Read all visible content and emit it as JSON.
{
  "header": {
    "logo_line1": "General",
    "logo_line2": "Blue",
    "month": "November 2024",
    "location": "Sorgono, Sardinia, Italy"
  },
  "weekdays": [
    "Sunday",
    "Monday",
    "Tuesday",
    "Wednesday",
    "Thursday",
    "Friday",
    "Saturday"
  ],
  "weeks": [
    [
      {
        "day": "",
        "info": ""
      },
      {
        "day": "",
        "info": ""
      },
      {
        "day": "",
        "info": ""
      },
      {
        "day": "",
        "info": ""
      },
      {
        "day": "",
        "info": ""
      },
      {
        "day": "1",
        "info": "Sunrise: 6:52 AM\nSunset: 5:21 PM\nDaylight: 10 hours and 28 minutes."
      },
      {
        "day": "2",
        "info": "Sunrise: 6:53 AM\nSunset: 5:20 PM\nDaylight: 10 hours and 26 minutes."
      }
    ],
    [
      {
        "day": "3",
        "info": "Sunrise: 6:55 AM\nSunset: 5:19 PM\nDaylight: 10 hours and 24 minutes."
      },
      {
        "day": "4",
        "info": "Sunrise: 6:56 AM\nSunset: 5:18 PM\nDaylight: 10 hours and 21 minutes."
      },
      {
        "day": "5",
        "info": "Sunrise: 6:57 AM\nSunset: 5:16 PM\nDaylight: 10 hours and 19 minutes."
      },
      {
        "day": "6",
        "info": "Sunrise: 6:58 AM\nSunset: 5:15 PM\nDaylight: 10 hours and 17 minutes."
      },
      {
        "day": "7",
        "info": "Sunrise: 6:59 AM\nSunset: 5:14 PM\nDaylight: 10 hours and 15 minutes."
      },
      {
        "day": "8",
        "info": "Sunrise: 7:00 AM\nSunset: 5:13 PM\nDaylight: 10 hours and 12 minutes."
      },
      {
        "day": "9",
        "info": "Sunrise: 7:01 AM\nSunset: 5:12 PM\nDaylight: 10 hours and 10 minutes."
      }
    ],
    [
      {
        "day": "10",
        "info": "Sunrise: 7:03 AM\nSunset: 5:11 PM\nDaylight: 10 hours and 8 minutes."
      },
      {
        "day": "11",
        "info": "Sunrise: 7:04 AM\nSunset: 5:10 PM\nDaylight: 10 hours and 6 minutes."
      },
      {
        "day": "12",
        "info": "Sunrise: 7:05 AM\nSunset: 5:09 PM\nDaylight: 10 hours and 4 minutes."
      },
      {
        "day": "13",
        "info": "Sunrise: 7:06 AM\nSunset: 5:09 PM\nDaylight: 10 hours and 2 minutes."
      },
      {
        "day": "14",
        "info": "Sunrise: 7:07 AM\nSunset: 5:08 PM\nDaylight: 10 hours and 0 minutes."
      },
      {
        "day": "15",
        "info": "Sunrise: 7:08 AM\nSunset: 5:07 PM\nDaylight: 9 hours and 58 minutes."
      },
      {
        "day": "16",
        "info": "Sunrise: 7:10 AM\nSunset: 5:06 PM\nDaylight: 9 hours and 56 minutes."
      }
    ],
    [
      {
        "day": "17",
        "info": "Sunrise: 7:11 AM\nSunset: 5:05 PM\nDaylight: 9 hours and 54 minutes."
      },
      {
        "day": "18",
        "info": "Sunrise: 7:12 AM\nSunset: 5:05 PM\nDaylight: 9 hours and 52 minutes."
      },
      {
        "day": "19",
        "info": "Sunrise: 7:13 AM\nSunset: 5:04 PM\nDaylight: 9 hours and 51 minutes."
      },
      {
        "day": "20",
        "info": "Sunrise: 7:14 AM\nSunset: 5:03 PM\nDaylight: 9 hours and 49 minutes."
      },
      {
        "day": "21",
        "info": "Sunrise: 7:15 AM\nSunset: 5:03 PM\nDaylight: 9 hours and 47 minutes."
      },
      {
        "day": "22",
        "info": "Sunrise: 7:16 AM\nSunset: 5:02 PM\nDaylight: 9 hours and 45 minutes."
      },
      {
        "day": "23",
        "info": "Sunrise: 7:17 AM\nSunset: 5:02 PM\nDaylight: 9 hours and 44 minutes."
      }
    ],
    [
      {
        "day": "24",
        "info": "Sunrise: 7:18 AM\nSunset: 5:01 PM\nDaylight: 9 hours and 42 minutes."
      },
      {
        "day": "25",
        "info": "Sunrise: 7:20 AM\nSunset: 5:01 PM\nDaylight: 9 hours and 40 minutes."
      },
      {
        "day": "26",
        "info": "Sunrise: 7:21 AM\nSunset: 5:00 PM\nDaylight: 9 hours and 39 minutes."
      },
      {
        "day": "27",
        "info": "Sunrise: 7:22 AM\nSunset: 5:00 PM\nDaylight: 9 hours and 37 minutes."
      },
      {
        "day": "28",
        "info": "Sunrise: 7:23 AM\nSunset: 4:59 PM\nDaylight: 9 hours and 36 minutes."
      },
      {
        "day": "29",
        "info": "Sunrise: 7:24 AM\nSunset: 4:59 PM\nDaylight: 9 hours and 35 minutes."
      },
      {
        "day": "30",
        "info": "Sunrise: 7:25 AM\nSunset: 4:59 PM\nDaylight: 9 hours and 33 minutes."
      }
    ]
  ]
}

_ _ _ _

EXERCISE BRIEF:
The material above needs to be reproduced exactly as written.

COMPLETED TASK:
Read all visible content and emit it as JSON.
{
  "header": {
    "logo_line1": "General",
    "logo_line2": "Blue",
    "month": "November 2024",
    "location": "Sorgono, Sardinia, Italy"
  },
  "weekdays": [
    "Sunday",
    "Monday",
    "Tuesday",
    "Wednesday",
    "Thursday",
    "Friday",
    "Saturday"
  ],
  "weeks": [
    [
      {
        "day": "",
        "info": ""
      },
      {
        "day": "",
        "info": ""
      },
      {
        "day": "",
        "info": ""
      },
      {
        "day": "",
        "info": ""
      },
      {
        "day": "",
        "info": ""
      },
      {
        "day": "1",
        "info": "Sunrise: 6:52 AM\nSunset: 5:21 PM\nDaylight: 10 hours and 28 minutes."
      },
      {
        "day": "2",
        "info": "Sunrise: 6:53 AM\nSunset: 5:20 PM\nDaylight: 10 hours and 26 minutes."
      }
    ],
    [
      {
        "day": "3",
        "info": "Sunrise: 6:55 AM\nSunset: 5:19 PM\nDaylight: 10 hours and 24 minutes."
      },
      {
        "day": "4",
        "info": "Sunrise: 6:56 AM\nSunset: 5:18 PM\nDaylight: 10 hours and 21 minutes."
      },
      {
        "day": "5",
        "info": "Sunrise: 6:57 AM\nSunset: 5:16 PM\nDaylight: 10 hours and 19 minutes."
      },
      {
        "day": "6",
        "info": "Sunrise: 6:58 AM\nSunset: 5:15 PM\nDaylight: 10 hours and 17 minutes."
      },
      {
        "day": "7",
        "info": "Sunrise: 6:59 AM\nSunset: 5:14 PM\nDaylight: 10 hours and 15 minutes."
      },
      {
        "day": "8",
        "info": "Sunrise: 7:00 AM\nSunset: 5:13 PM\nDaylight: 10 hours and 12 minutes."
      },
      {
        "day": "9",
        "info": "Sunrise: 7:01 AM\nSunset: 5:12 PM\nDaylight: 10 hours and 10 minutes."
      }
    ],
    [
      {
        "day": "10",
        "info": "Sunrise: 7:03 AM\nSunset: 5:11 PM\nDaylight: 10 hours and 8 minutes."
      },
      {
        "day": "11",
        "info": "Sunrise: 7:04 AM\nSunset: 5:10 PM\nDaylight: 10 hours and 6 minutes."
      },
      {
        "day": "12",
        "info": "Sunrise: 7:05 AM\nSunset: 5:09 PM\nDaylight: 10 hours and 4 minutes."
      },
      {
        "day": "13",
        "info": "Sunrise: 7:06 AM\nSunset: 5:09 PM\nDaylight: 10 hours and 2 minutes."
      },
      {
        "day": "14",
        "info": "Sunrise: 7:07 AM\nSunset: 5:08 PM\nDaylight: 10 hours and 0 minutes."
      },
      {
        "day": "15",
        "info": "Sunrise: 7:08 AM\nSunset: 5:07 PM\nDaylight: 9 hours and 58 minutes."
      },
      {
        "day": "16",
        "info": "Sunrise: 7:10 AM\nSunset: 5:06 PM\nDaylight: 9 hours and 56 minutes."
      }
    ],
    [
      {
        "day": "17",
        "info": "Sunrise: 7:11 AM\nSunset: 5:05 PM\nDaylight: 9 hours and 54 minutes."
      },
      {
        "day": "18",
        "info": "Sunrise: 7:12 AM\nSunset: 5:05 PM\nDaylight: 9 hours and 52 minutes."
      },
      {
        "day": "19",
        "info": "Sunrise: 7:13 AM\nSunset: 5:04 PM\nDaylight: 9 hours and 51 minutes."
      },
      {
        "day": "20",
        "info": "Sunrise: 7:14 AM\nSunset: 5:03 PM\nDaylight: 9 hours and 49 minutes."
      },
      {
        "day": "21",
        "info": "Sunrise: 7:15 AM\nSunset: 5:03 PM\nDaylight: 9 hours and 47 minutes."
      },
      {
        "day": "22",
        "info": "Sunrise: 7:16 AM\nSunset: 5:02 PM\nDaylight: 9 hours and 45 minutes."
      },
      {
        "day": "23",
        "info": "Sunrise: 7:17 AM\nSunset: 5:02 PM\nDaylight: 9 hours and 44 minutes."
      }
    ],
    [
      {
        "day": "24",
        "info": "Sunrise: 7:18 AM\nSunset: 5:01 PM\nDaylight: 9 hours and 42 minutes."
      },
      {
        "day": "25",
        "info": "Sunrise: 7:20 AM\nSunset: 5:01 PM\nDaylight: 9 hours and 40 minutes."
      },
      {
        "day": "26",
        "info": "Sunrise: 7:21 AM\nSunset: 5:00 PM\nDaylight: 9 hours and 39 minutes."
      },
      {
        "day": "27",
        "info": "Sunrise: 7:22 AM\nSunset: 5:00 PM\nDaylight: 9 hours and 37 minutes."
      },
      {
        "day": "28",
        "info": "Sunrise: 7:23 AM\nSunset: 4:59 PM\nDaylight: 9 hours and 36 minutes."
      },
      {
        "day": "29",
        "info": "Sunrise: 7:24 AM\nSunset: 4:59 PM\nDaylight: 9 hours and 35 minutes."
      },
      {
        "day": "30",
        "info": "Sunrise: 7:25 AM\nSunset: 4:59 PM\nDaylight: 9 hours and 33 minutes."
      }
    ]
  ]
}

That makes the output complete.